And so we went on public health insurance. The thing everyone is so afraid of. I can’t tell you what a relief it has been to have this. We found a doctor’s office in Stamford that is a bit hectic but the service is pretty darn good. Prescriptions, which used to be a major expense, are suddenly free, although some of them are challenged, somewhat arbitrarily it seems. My son had strep throat – we had to see the doctor twice, got excellent care, and finally got antibiotics — and I haven’t received any bills. I was able to get a full physical exam, including blood work. The blood lab made a bureaucratic error and sent me the bill instead of Medicaid – it was $903! This is for just ordinary annual physical blood work.

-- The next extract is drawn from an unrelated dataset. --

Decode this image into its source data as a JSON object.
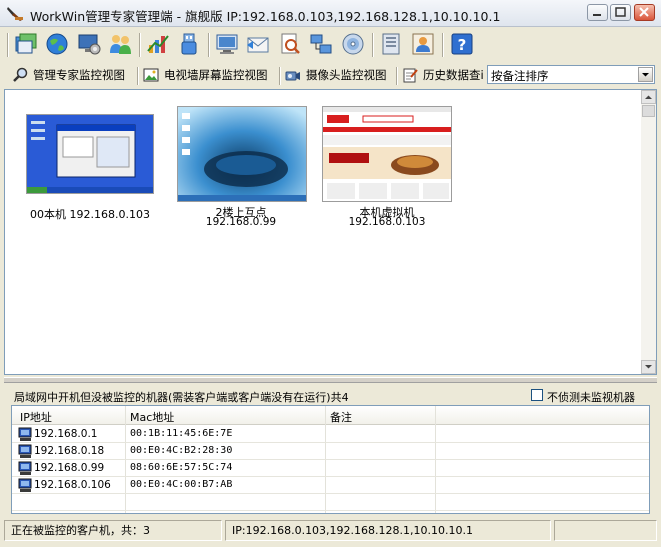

Of course just seeing that bill nearly gave me a cardiac, and I was in a panic until I called and found out it was a clerical error that I was billed instead of Medicaid (I’m hoping it’s solved — you never know). But why in the hell is it so expensive in the first place?
The Medicaid includes dental, but this isn’t such a happy story. I went to a Medicaid dentist and they did x-rays, then the lightest of cleanings, telling me that the real cleaning that I needed would cost $150 per quadrant, or $600. It’s like a bait-and-switch operation. So I took us all back to our regular dentist and charged it on my credit card.
So my experience in general with public health care has been very good. Thank God my children and I have health insurance.
When I went back to town social services and mentioned this to the director there, she said, “Now you have to worry about losing benefits if you earn too much.”
Follow us on twitter@thefastertimes
- 1 First Openly Straight Figure Skater Comes Forward
- 2 Brooklyn Man Now Living Entirely Off Own Beard Garden
- 3 “Cra Cra” Now Official Diagnosis in New DSM (DSM-5)
- 4 OfficeMax Marketing Director Struggling to Make Staplers ‘Sexy’ and ‘Conversational’
- 5 Homeless Guy Woos Silicon Valley VCs with Low-Tech Crowdfunding Startup
- 6 Area Man Tailors Life To Be More Relevant To His Hulu Advertisements
- 7 Fan Banging Furiously on Glass Could Be the Difference in Hockey Playoffs
- 8 Survey: 88% of Eagles Fans Too Drunk To Spell Nnamdi Asomugha Last Season
- 9 Local Mom Won’t Stop Being First Person to Like Every Goddamn Thing Son Posts to Facebook
- 10 Shaq Confident He Will Eventually Make Funny Quip on TNT